◆ **Task to complete**
Work through the data below and copy out every line where "content" is found.

(Recorded data)
═══
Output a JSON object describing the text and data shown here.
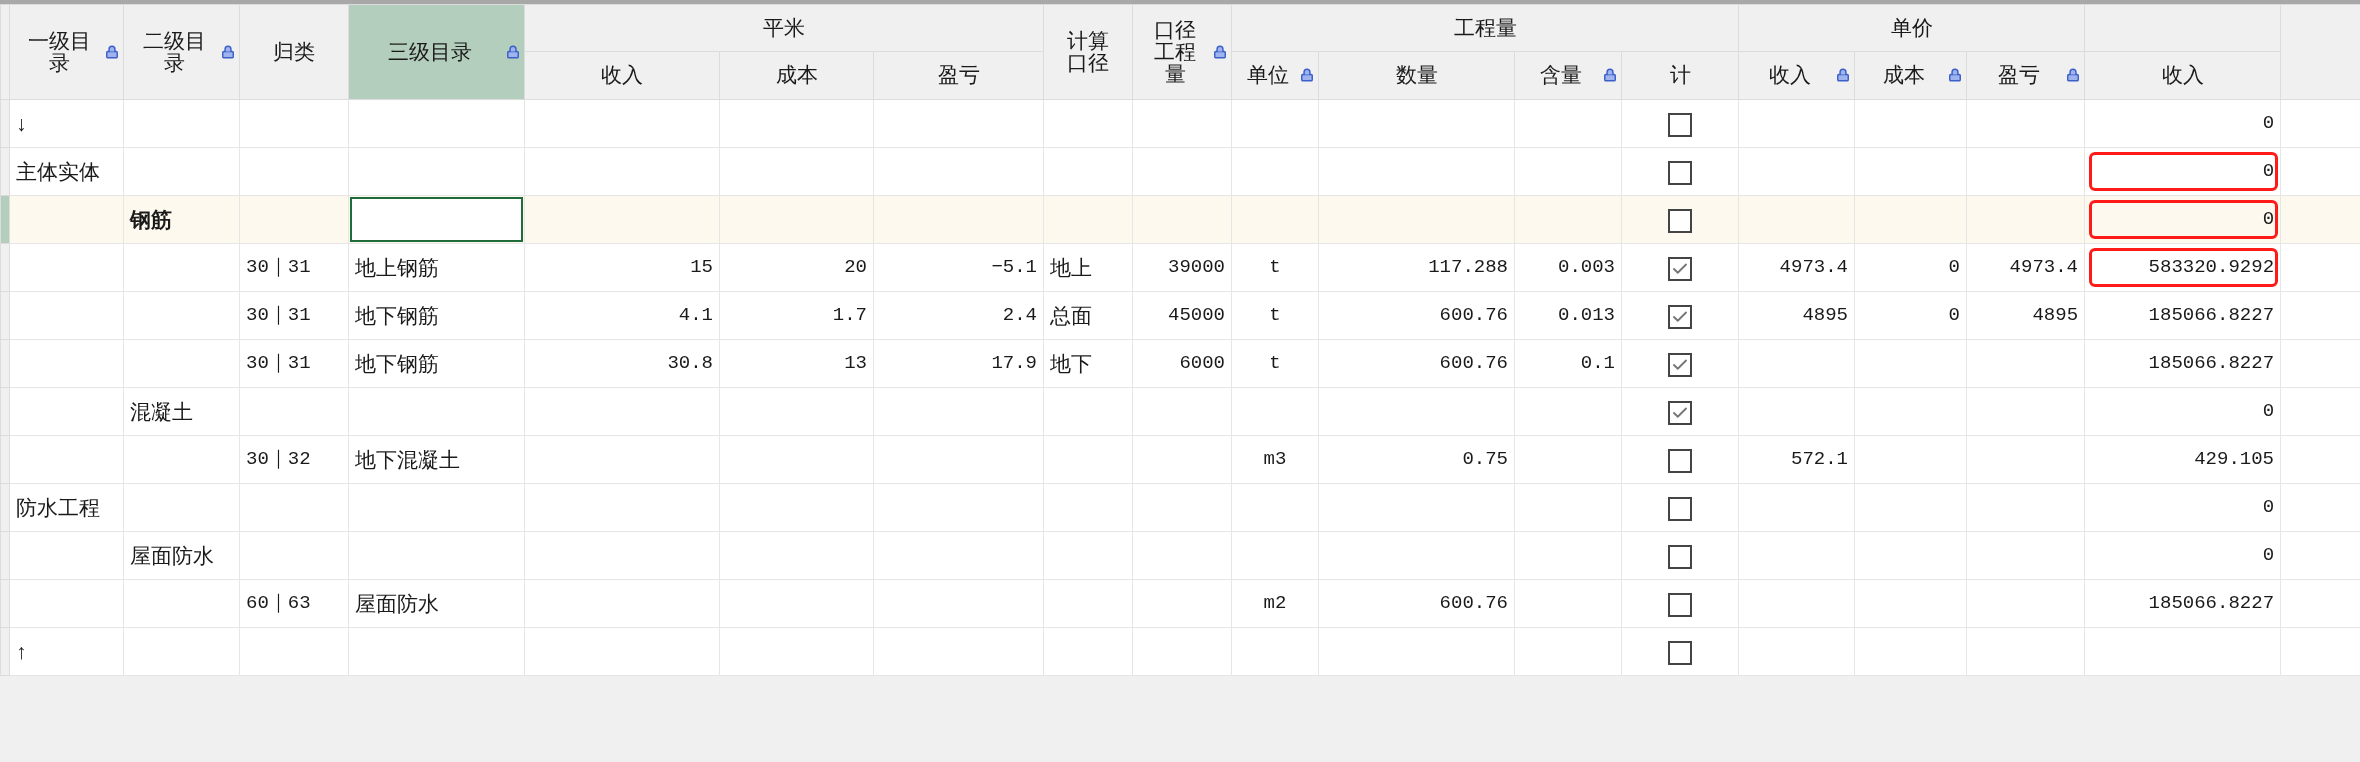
{
  "header": [
    {
      "label": "一级目录",
      "locked": true,
      "active": false
    },
    {
      "label": "二级目录",
      "locked": true,
      "active": false
    },
    {
      "label": "归类",
      "locked": false,
      "active": false
    },
    {
      "label": "三级目录",
      "locked": true,
      "active": true
    },
    {
      "label": "平米",
      "children": [
        {
          "label": "收入",
          "locked": false
        },
        {
          "label": "成本",
          "locked": false
        },
        {
          "label": "盈亏",
          "locked": false
        }
      ]
    },
    {
      "label": "计算口径",
      "locked": false,
      "active": false
    },
    {
      "label": "口径工程量",
      "locked": true,
      "active": false
    },
    {
      "label": "工程量",
      "children": [
        {
          "label": "单位",
          "locked": true
        },
        {
          "label": "数量",
          "locked": false
        },
        {
          "label": "含量",
          "locked": true
        },
        {
          "label": "计",
          "locked": false
        }
      ]
    },
    {
      "label": "单价",
      "children": [
        {
          "label": "收入",
          "locked": true
        },
        {
          "label": "成本",
          "locked": true
        },
        {
          "label": "盈亏",
          "locked": true
        }
      ]
    },
    {
      "children": [
        {
          "label": "收入",
          "locked": false
        }
      ]
    }
  ],
  "rows": [
    {
      "selected": false,
      "editing": false,
      "checked": false,
      "highlighted": false,
      "level1": "↓",
      "income": "0"
    },
    {
      "selected": false,
      "editing": false,
      "checked": false,
      "highlighted": true,
      "level1": "主体实体",
      "income": "0"
    },
    {
      "selected": true,
      "editing": true,
      "checked": false,
      "highlighted": true,
      "level2": "钢筋",
      "income": "0"
    },
    {
      "selected": false,
      "editing": false,
      "checked": true,
      "highlighted": true,
      "category": "30｜31",
      "level3": "地上钢筋",
      "sqm_income": "15",
      "sqm_cost": "20",
      "sqm_profit": "−5.1",
      "basis": "地上",
      "basis_qty": "39000",
      "unit": "t",
      "quantity": "117.288",
      "content": "0.003",
      "unit_income": "4973.4",
      "unit_cost": "0",
      "unit_profit": "4973.4",
      "income": "583320.9292"
    },
    {
      "selected": false,
      "editing": false,
      "checked": true,
      "highlighted": false,
      "category": "30｜31",
      "level3": "地下钢筋",
      "sqm_income": "4.1",
      "sqm_cost": "1.7",
      "sqm_profit": "2.4",
      "basis": "总面",
      "basis_qty": "45000",
      "unit": "t",
      "quantity": "600.76",
      "content": "0.013",
      "unit_income": "4895",
      "unit_cost": "0",
      "unit_profit": "4895",
      "income": "185066.8227"
    },
    {
      "selected": false,
      "editing": false,
      "checked": true,
      "highlighted": false,
      "category": "30｜31",
      "level3": "地下钢筋",
      "sqm_income": "30.8",
      "sqm_cost": "13",
      "sqm_profit": "17.9",
      "basis": "地下",
      "basis_qty": "6000",
      "unit": "t",
      "quantity": "600.76",
      "content": "0.1",
      "income": "185066.8227"
    },
    {
      "selected": false,
      "editing": false,
      "checked": true,
      "highlighted": false,
      "level2": "混凝土",
      "income": "0"
    },
    {
      "selected": false,
      "editing": false,
      "checked": false,
      "highlighted": false,
      "category": "30｜32",
      "level3": "地下混凝土",
      "unit": "m3",
      "quantity": "0.75",
      "unit_income": "572.1",
      "income": "429.105"
    },
    {
      "selected": false,
      "editing": false,
      "checked": false,
      "highlighted": false,
      "level1": "防水工程",
      "income": "0"
    },
    {
      "selected": false,
      "editing": false,
      "checked": false,
      "highlighted": false,
      "level2": "屋面防水",
      "income": "0"
    },
    {
      "selected": false,
      "editing": false,
      "checked": false,
      "highlighted": false,
      "category": "60｜63",
      "level3": "屋面防水",
      "unit": "m2",
      "quantity": "600.76",
      "income": "185066.8227"
    },
    {
      "selected": false,
      "editing": false,
      "checked": false,
      "highlighted": false,
      "level1": "↑"
    }
  ]
}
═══
◆ **Response**
      "content": "0.003",
      "content": "0.013",
      "content": "0.1",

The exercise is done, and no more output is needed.